The spirits of the kids in Wonder Egg Priority hatch from eggs at the start of the protagonists’ dream (hence the anime’s name), and must survive a villain, which is a manifestation of the reason they died. This manifestation must then be eradicated. 

The manifestions come in the forms of abusive coaches who push their students too far, diehard stalkers who copycat the idols who have committed suicide, body dysmorphia, cult leaders, and more. These manifestations showed me that in a really weird way, the anime describes the terrifying situations many young teens face everyday on screen perfectly, where just words could be seen as lacking. 

Momoe, one of my favorite characters in Wonder Egg, shows her insecurity in being a woman as she’s admired for her masculine features, so to lean on what people like her as, she passes as a boy, even though she desperately wants someone to notice her feminine side. Momoe ends up fighting two manifestations that left me speechless. One was manifested through a young girl’s fear of a dad’s friend who sexually abused her. Momoe learns the girl’s story, all the while trying to defeat the menacing pervert who calls out things like “you wanted me to touch you, you loved it.” The whole battle felt incredibly heavy emotionally, as the girl explained that she was overcome with the guilt of opening up about her abuse from her Dad’s co-worker, resulting in the company firing her dad, and her parents struggling.
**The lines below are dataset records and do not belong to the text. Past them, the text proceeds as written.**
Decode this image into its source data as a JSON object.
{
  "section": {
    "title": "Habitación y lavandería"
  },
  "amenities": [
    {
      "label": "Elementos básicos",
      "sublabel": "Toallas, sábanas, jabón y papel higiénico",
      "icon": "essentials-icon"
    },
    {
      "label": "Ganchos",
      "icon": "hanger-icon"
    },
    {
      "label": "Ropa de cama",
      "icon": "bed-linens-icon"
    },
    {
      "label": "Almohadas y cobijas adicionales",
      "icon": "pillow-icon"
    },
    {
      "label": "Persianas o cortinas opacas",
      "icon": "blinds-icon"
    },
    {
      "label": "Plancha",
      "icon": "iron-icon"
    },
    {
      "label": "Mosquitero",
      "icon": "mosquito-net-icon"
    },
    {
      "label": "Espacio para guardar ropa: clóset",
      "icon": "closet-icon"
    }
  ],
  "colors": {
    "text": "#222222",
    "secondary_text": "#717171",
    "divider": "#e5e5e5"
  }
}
Momoe faces down monsters – her own and others

The other manifestation that shook me to is formed by a young boy’s transphobic surroundings of no one understanding that he was never a girl, despite him knowing in his heart that he is a boy. Momoe’s own issues are reflected at this point and being towered over by a monster, continuing to spewing transphobic comments to the little boy, she becomes able to see that no one should have a hold like this on someone, making them insecure on how they really feel.

While I loved how Wonder Egg Priority shows serious problems people, especially young teenagers, go through, I can’t ignore the same issue I had with Madoka: conveying real problems through the torturing of the young, female protagonists. We know anime, and really any media, doesn’t have the best representation of women, and while Wonder Egg and Madoka get so right about how teens can feel, they throw that out when gruesome visuals become a part of it for what it feels for the sake of shocking an audience. As a woman myself, it makes me feel weird. Almost all horror media tends to lean on the side of hurting women, you see it with the infamous shower scenes, the close ups to villians putting their hands over mouths, having the backstory to killers involve their mothers being neglectful; its tiring when trying to return to horror in any end and being met with the same thing.

But Wonder Egg Priority is not unforgivable.  I was able to enjoy how beautiful the anime is: the vibrant colors, and ever changing scenery will keep you from being bored. Scenes transport you from school rooftops, battles in subway stations, the overlook on top of an overpass, a cottage with flowers that fill up every inch of it’s yard, to tiny Japanese apartments. When the protagonists flash their weapons, you are taken back to 90’s magical girls transformation sequences with the high musical chirps that play when their tiny weapons turn 10 times the size. The manifestation  designs are outrageous and fun, they have color palettes you never see go together, and face designs that will keep your eyes glued to the screen. The visual department in Wonder Egg Priority I can say confidently is no where near lacking.

You can watch the first season of Wonder Egg Priority on Funimation. There is no word if it’ll be approved for a season two.

Anime Impact is a column from Monti Velez that looks at anime from a queer perspective.

Monti Velez

Monti Velez is a Latinx writer and editor for Uppercut Crit. She covers issues within the industry, indie games, and more. In her free time, Monti likes uploading silly pictures of her dog and yelling about KPop, which you can find on Twitter @friedmonti